As for Carlton, who are now 0-5, it wasn’t all bad. They were on level terms midway through the third quarter and finished with several positives in stats such as possessions, contested possessions, clearances, tackles, marks, free kicks and disposal efficiency, all while coping with a crippling injury list. Filling in for captain Marc Murphy for the first time, the brilliant Patrick Cripps was best afield with 34 possessions despite being put under constant pressure. But they made a truckload of mistakes including a couple of terrible turnovers that gifted West Coast two free goals, more than the final margin. They started strongly in each of the first three quarters, prompting former St Kilda star Nathan Burke, commentating on radio, to suggest that if it had been an AFLW game where quarters only last 15 minutes the Blues would have been in the rooms singing the song long before the finish. Hopefully, he wasn’t suggesting they were playing like girls! Not the least disappointing aspect of the afternoon was that the Blues, on a fine Saturday afternoon at the MCG – prime time for footy — could only pull a crowd of fewer than 28,000. Sure, the Eagles – like all interstate teams – do not contribute big numbers to the gate in Melbourne, but this paltry roll-up suggests that the Blues’ woeful performances over the first month of the season might have damaged their brand. The pleas for patience are clearly wearing thin.

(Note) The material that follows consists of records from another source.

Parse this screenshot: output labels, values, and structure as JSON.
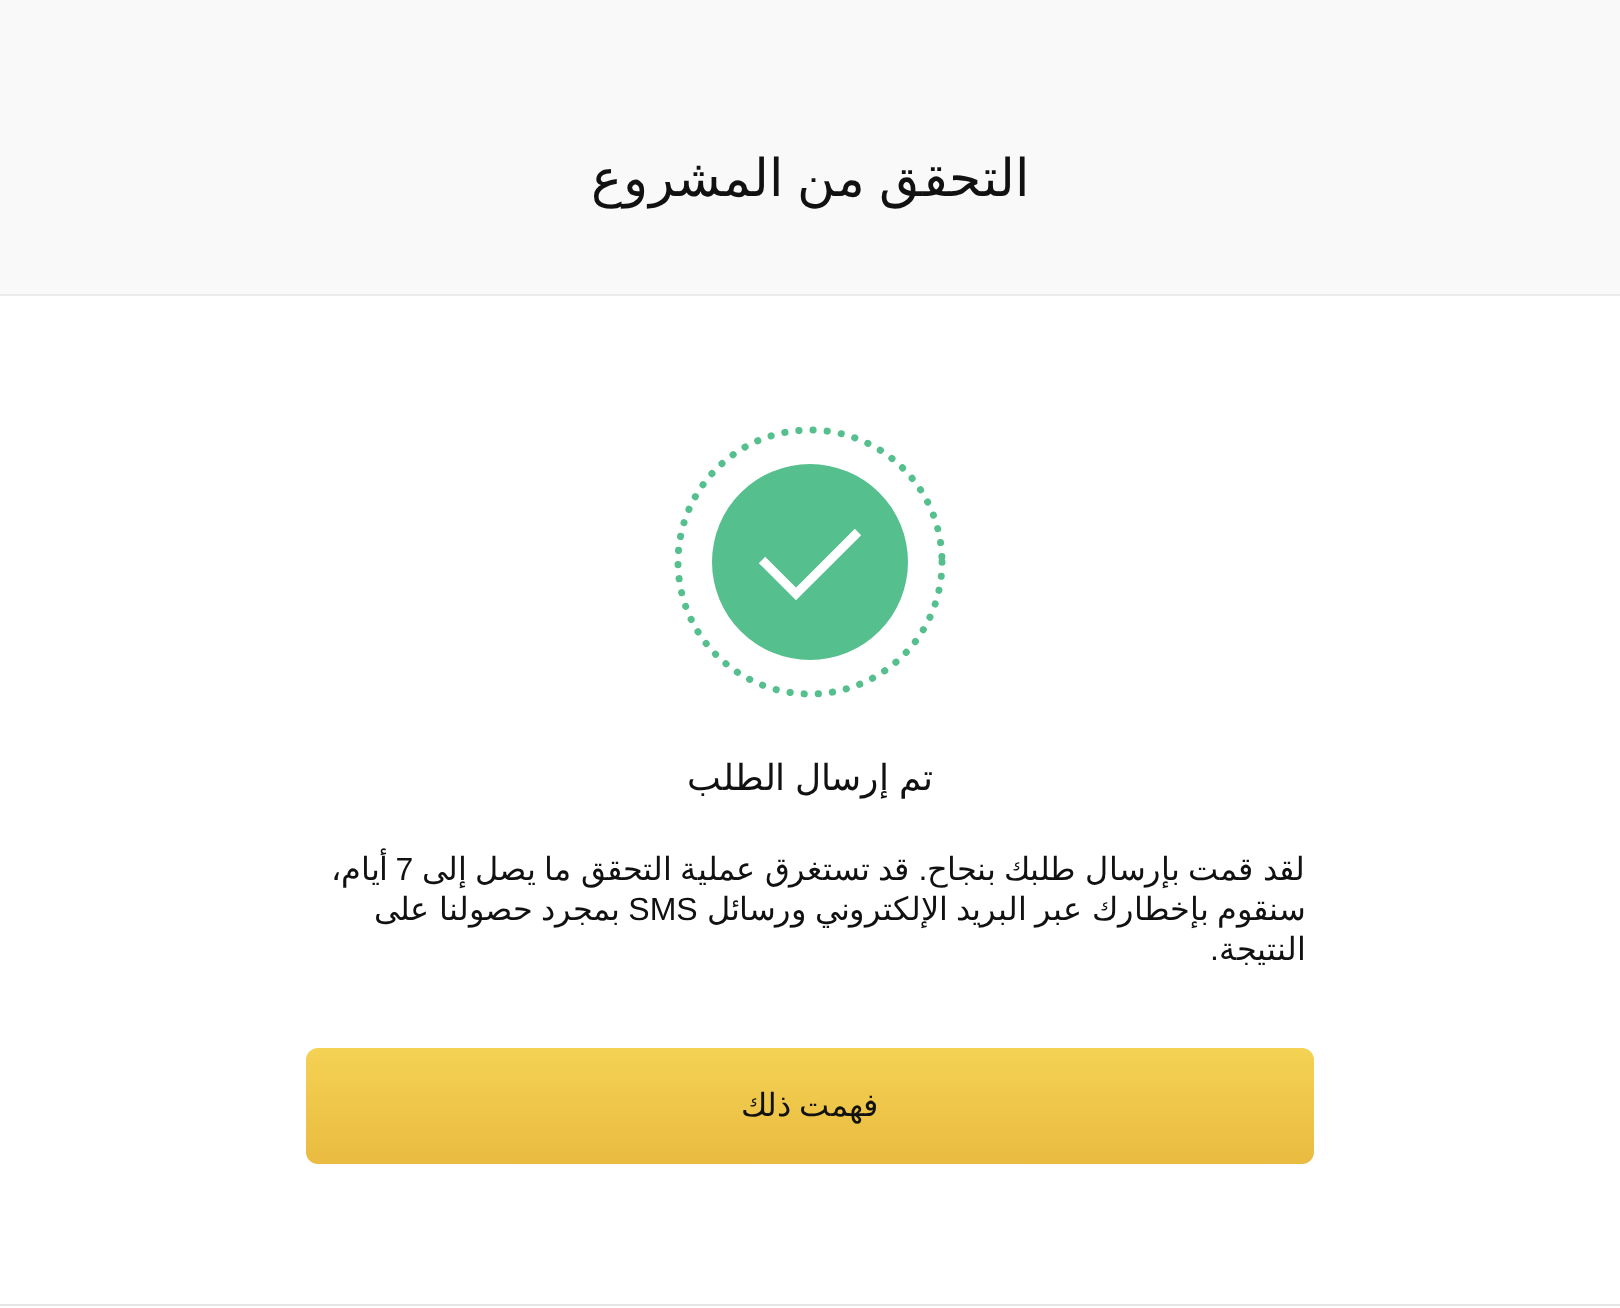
{
  "header": {
    "title": "التحقق من المشروع"
  },
  "status": {
    "kind": "success",
    "heading": "تم إرسال الطلب",
    "message": "لقد قمت بإرسال طلبك بنجاح. قد تستغرق عملية التحقق ما يصل إلى 7 أيام، سنقوم بإخطارك عبر البريد الإلكتروني ورسائل SMS بمجرد حصولنا على النتيجة."
  },
  "button": {
    "label": "فهمت ذلك"
  }
}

RON REED has spent more than 50 years as a sportswriter or sports editor, mainly at The Herald and Herald Sun. He has covered just about every sport at local, national and international level, including multiple assignments at the Olympic and Commonwealth games, cricket tours, the Tour de France, America’s Cup yachting, tennis and golf majors and world title fights.